Use these debriefing questions as a guide for your discussion. Select the questions you feel will best benefit your group. It is not mandatory to cover every question. If possible, record the group’s responses on flip chart paper so all comments are displayed. Make sure to let everyone share their ideas, and remind participants that everyone’s opinions and feelings are important!
Base questions for debriefing:
- This activity is called “Amoeba Electra Fence.” An amoeba is a single cell organism. What can a team learn from this single-celled organism?
- How did you feel when you first saw the fence?
- What can the lifeline represent for you?
- How did you feel while you were completing the activity?
- What was one of the challenges of doing this activity?
- What did the group have to do or believe to be successful?
- How can you apply what you just learned in this activity to other challenges you face in your life?
If the group was unable to complete the task in the given time:
- Since you were not able to solve the problem, does it mean your group is a failure? (Push the group to respond with more than a “yes” or “no” and to instead point out and discuss what they learned.)
Additional questions: Choose which ones are the most appropriate:
- What was one positive thing that happened during the challenge?

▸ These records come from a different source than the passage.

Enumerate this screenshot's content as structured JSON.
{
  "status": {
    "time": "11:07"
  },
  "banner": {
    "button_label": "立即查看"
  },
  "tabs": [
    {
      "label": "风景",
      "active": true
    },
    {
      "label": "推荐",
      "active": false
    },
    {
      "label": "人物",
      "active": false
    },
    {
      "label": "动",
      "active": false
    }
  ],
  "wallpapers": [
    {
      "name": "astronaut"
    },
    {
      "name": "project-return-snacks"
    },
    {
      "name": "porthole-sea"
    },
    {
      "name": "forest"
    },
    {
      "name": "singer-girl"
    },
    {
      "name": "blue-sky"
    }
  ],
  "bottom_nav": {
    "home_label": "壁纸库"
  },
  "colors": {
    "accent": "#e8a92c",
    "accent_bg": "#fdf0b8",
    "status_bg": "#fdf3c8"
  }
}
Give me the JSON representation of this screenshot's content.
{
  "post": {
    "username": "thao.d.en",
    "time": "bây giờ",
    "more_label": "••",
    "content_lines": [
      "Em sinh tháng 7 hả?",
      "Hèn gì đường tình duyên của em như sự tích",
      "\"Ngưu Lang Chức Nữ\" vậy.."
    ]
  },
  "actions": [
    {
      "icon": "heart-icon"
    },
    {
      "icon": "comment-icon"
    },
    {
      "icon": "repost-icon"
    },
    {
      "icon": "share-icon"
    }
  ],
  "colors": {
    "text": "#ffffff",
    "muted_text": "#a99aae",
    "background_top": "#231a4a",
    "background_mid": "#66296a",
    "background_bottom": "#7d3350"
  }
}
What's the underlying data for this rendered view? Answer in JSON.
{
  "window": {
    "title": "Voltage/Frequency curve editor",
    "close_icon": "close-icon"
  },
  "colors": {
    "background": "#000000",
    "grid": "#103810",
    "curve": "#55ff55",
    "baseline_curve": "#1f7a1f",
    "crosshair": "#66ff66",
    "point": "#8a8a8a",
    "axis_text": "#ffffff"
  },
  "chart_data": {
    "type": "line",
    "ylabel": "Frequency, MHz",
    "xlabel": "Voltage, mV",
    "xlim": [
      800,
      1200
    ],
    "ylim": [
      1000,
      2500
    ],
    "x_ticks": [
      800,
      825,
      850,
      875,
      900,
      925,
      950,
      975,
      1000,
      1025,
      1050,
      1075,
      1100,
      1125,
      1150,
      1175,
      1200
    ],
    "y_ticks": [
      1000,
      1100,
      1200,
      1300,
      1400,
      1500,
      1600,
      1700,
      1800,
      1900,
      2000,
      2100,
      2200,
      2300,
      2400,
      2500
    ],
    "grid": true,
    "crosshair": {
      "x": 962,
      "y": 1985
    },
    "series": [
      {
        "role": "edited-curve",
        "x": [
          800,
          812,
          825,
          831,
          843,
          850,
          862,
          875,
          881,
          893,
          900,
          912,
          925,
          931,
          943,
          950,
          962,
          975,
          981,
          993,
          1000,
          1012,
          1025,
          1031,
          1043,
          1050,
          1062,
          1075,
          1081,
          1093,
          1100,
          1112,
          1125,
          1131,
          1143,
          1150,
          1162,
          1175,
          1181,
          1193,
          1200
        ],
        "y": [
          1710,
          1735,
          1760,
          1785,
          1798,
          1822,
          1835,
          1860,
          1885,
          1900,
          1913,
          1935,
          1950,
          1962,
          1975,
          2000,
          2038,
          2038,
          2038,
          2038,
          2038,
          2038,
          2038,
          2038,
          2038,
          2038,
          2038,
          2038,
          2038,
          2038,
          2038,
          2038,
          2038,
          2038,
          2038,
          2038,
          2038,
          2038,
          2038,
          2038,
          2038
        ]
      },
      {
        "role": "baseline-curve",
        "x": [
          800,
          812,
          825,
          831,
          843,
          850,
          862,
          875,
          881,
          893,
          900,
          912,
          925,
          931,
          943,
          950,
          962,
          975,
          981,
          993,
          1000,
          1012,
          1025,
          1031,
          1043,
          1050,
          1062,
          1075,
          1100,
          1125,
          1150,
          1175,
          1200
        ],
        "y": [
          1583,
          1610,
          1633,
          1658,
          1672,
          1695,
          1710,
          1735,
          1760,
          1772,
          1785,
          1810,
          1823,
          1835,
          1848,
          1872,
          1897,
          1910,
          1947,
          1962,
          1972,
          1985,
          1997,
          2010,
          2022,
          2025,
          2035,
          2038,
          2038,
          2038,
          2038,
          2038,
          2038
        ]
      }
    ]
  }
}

- What advice would you give to another group working on this activity?
- What would you do differently next time?
- What did a fellow team member do that was really helpful?
- Did you try different ideas? If so, why did you change your approach?
- What was one thing that surprised you?
Close on a Positive Note
Sum up the different ideas and feelings that you heard expressed, and restate ideas and learning moments the participants shared. Then, read the Risk Taking Note out loud again, and ask people to discuss what they think this note means. Discuss what they thought it meant at the beginning and what they think it means now.